Web page and app entries:
··········

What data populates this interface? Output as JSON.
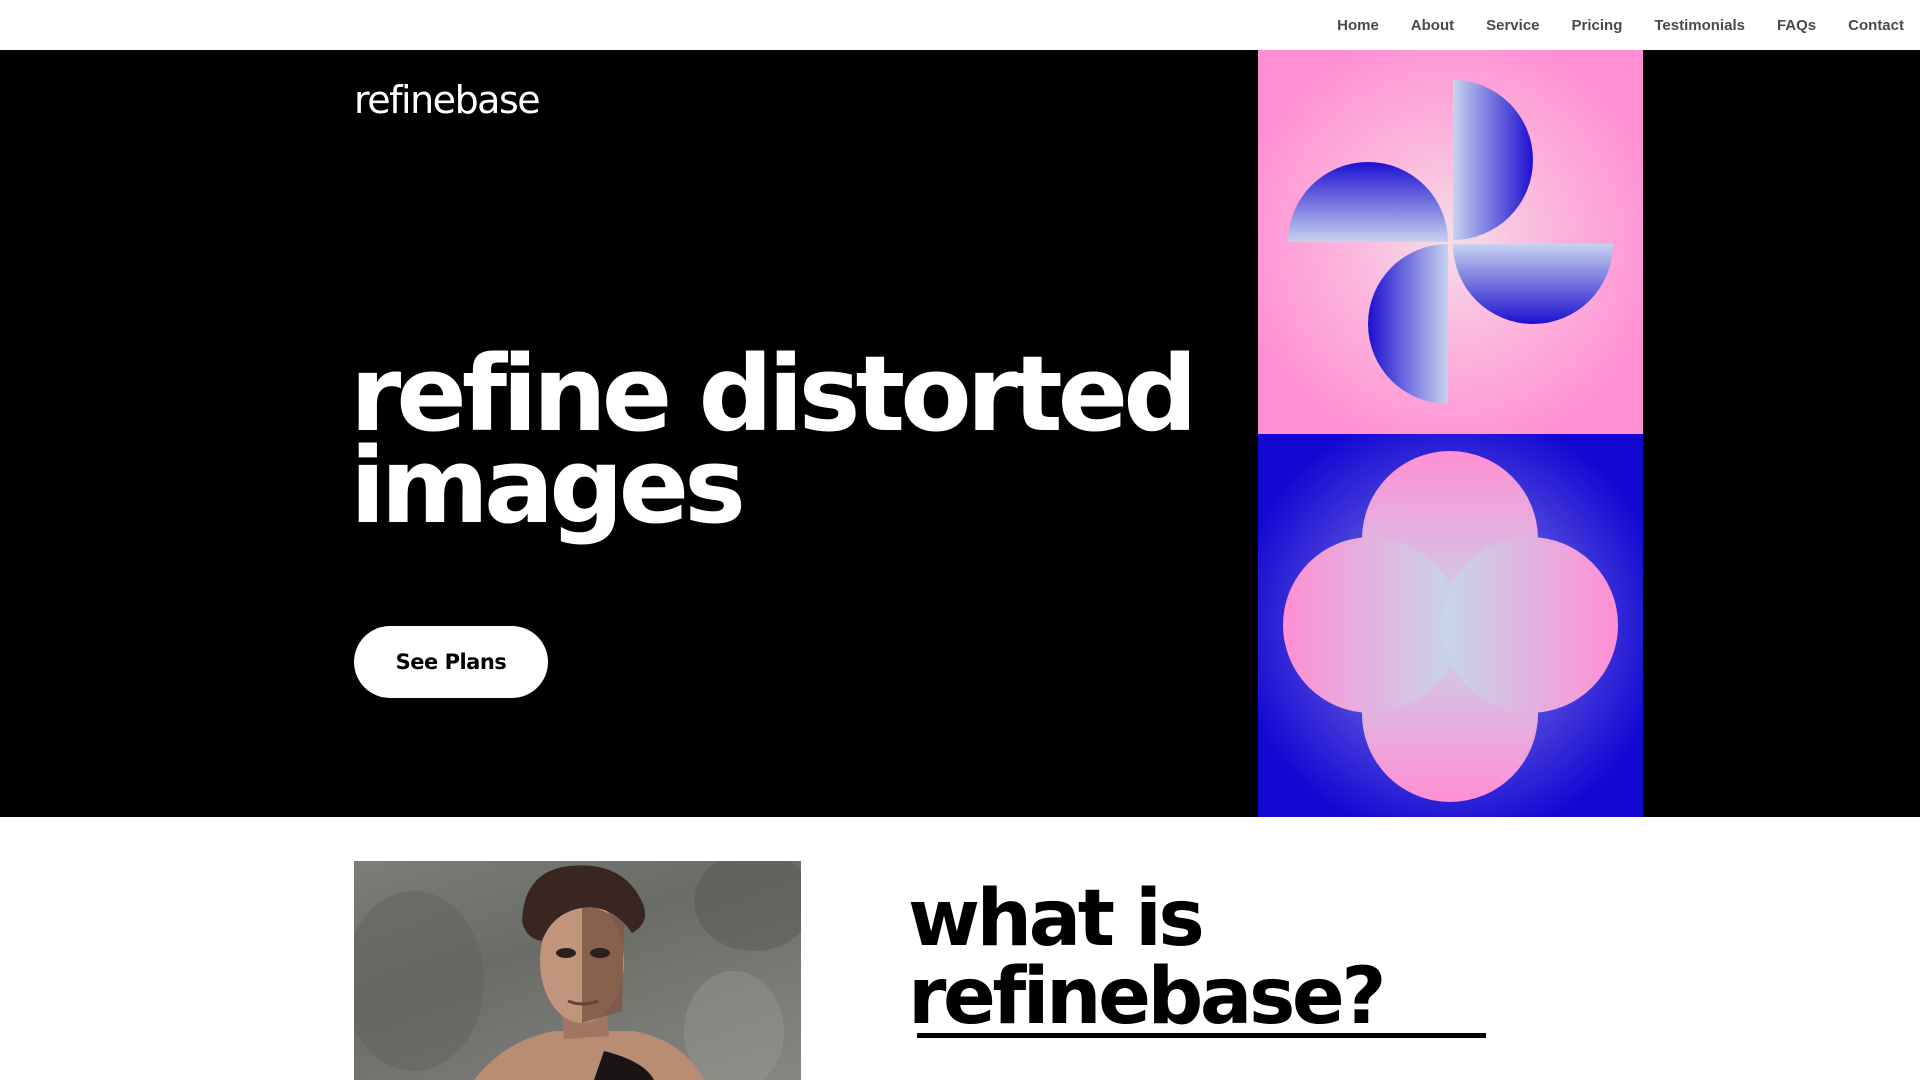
{
  "nav": {
    "items": [
      "Home",
      "About",
      "Service",
      "Pricing",
      "Testimonials",
      "FAQs",
      "Contact"
    ]
  },
  "hero": {
    "logo": "refinebase",
    "headline_line1": "refine distorted",
    "headline_line2": "images",
    "cta_label": "See Plans",
    "art": {
      "top_panel_bg": "#ff8fd3",
      "bottom_panel_bg": "#1308d2",
      "top_icon": "pinwheel-graphic",
      "bottom_icon": "four-circle-flower-graphic"
    }
  },
  "about": {
    "title_line1": "what is",
    "title_line2": "refinebase?",
    "image_icon": "distorted-portrait-photo"
  },
  "colors": {
    "hero_bg": "#000000",
    "nav_text": "#4a4a4a",
    "pink": "#ff8fd3",
    "blue": "#1308d2"
  }
}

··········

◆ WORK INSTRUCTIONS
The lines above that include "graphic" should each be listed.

◆ TASK RESULT
      "top_icon": "pinwheel-graphic",
      "bottom_icon": "four-circle-flower-graphic"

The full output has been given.